“I love books, and always wanted to have a book published,” he said. “Why not a book and a movie and a social website all merged into one?.. When the tablet came it was wonderful: you could be reading the book and suddenly a gunshot goes off!.. I’m always trying to do things that are inspiring and surprising and trailblazing new ground. It’s what keeps me excited about this business.”
Cybergeddon was another example. Distributed online, it was a cybercrime thriller told over 10 nine-minute episodes, although they hung together well as a single 90-minute movie too. It premiered in September 2012, and was funded by internet security firm Symantec, promoting its Norton antivirus software.
“The number one rule in doing content for the web is to make sure the content is specific to the device. You can’t just move television over to the web, and vice versa,” said Zuiker. “We reinvented motion-picture storytelling for the web. Hard in, hard middle, hard outs… We had to be able to give it a rhythm and a pace that felt very internet, power of scale.”
Zuiker said Symantec played a key role in ensuring the technology within the series was authentic, drawing on its research and including a character from Norton in the plot. He outlined the benefits for the brand:
“If you think about a $1m contribution for a 30-second spot in season two of CSI. That 30 seconds comes and goes again. For that same million dollars for a Symantec, you’re going to get a 90-minute motion picture, brand integration and a shelf life [online]. You can’t cut it out of the movie, because it is part of the movie… It’s a simple example, but a great example of how brands can come into storytelling and get bigtime mileage.”
Zuiker talked about the upcoming Whodunnit?, a show from his Dare to Pass production company that will air on ABC in the US this summer. It’s a reality-mystery show where amateur sleuths compete to solve pretend murders, while the audience guesses along with them.
“I’ve been trying to crack this CSI competition show for years, and never quite wrapped my head around it,” admitted Zuiker, who thinks he’s nailed it with Whodunnit?

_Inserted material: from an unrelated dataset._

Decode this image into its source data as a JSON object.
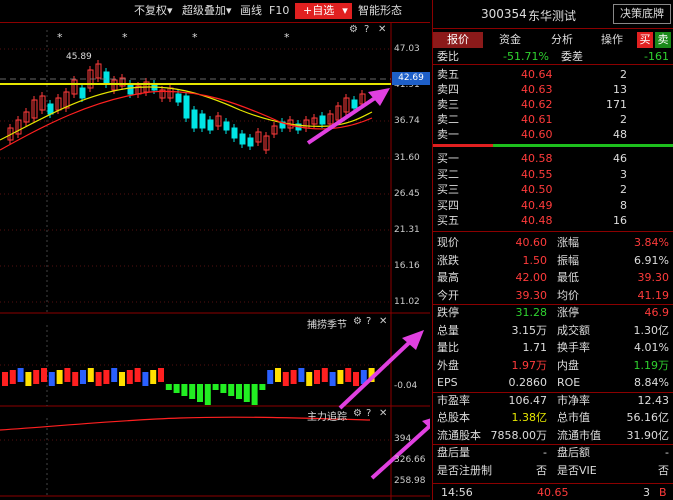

He’s also executive-producing Wonderland, a drama pilot in production for NBC that offers a new spin on Alice in Wonderland, based on a “19 year-old woman from Detroit” named Clara. But Zuiker said traditional TV work isn’t the majority of Dare to Pass’ work in 2013. Far from it, in fact.
“There’s a need for brands to tell stories, because media’s changed so much,” he said. “Our slate’s about 80% web and technology, and about 20% day-job television. That’s how busy we are in this technology world, because the demand is so huge. Brands are saying ‘we don’t find a lot of value in the 30-second spot any more. Help us find things that have a shelf-life and have scale.”
Zuiker warned that “there’s no cookie-cutter philosophy about how to tell stories through a brand: every one’s a little bit different”, but said the growing number of brands looking to fund web video content should be welcomed by storytellers and producers.
“There’s nothing better than finding brand money, and doing a great movie, and the brand’s happy and you walk away with a little bit of money. And more importantly, the negative is yours,” he said.
“That’s where you want to be: the more you can control your own destiny, and the more you can go global, and the more you can own and control creatively as a true artist… We all want that autonomy, that ownership, and to be able to do stories that we love for audiences.”